Is it PC
or is it me—
Brendan Foley was only three minutes into his first dive on his first day at the site of the 2,100-year-old Antikythera shipwreck when a colleague came swimming over to him.
“You’ve gotta see this,” they said. “We found bones. We found a skull!”
Source: CLICK HERE
—or is it simply modern (for witch read ‘illiterate’) gramma? Butt weight, the mined bogles at wot this next lin conjas up—
The skeleton Foley and his colleagues just uncovered was probably caught between decks as the ship went down.
Alas, poor skeleton. It was obviously too slow off the mark when the loud crunch came from the sharp end (sound asleep if I know passengers, just look at Titanic) and that was that.
IN THE MEANTIME
If you are unfamiliar (oh, come on now … really?) with the Antikythera Mechanism it might pay you to Google said artefact and have your flabbers gasted. Or simply pop over to here: CLICK ME …
(CLUE: “It would be hard to dispute that this is the single most information-rich object that has been uncovered by archaeologists from ancient times.”)

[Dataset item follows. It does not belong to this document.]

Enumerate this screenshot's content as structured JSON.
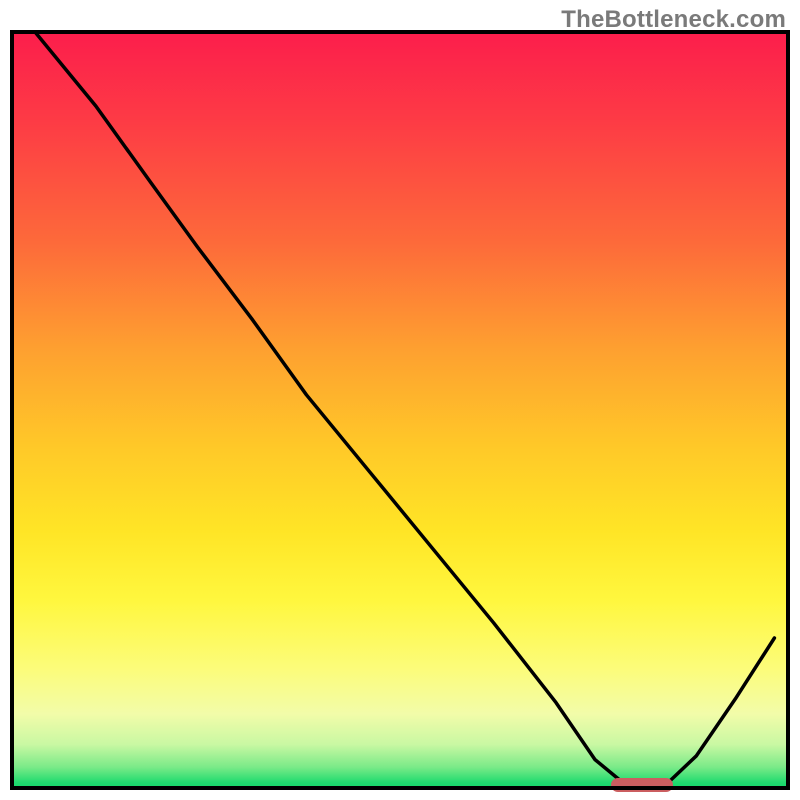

Perhaps not, your call. Not everyone is fascinated by discoveries that should have rewritten a few scientific ‘facts’ …
—if anyone can truly call archaeology a ‘science’. Or perhaps it truly is, the absolute paradigm of the modern impartial Search For Truth. Maybe the mechanism so described is all an elaborate hoax—like those things ‘discovered’ at Gobekli Tepe?
We all know that the ancient Greeks were very good at eurekaing in Athenian bathtubs, or gaming the Olympics and stuff — but gears? Hell, gimme a break … you’ll be telling me that they had meters in their taxi-chariots next!
AS FOR YOUR
English grammar, she’s no longer relevant. You need go no further than my own blogs for proof of this—I’ve been taking liberties for years; but I’m off now to read more about those archaeologists from ancient times.
Don’t wait up …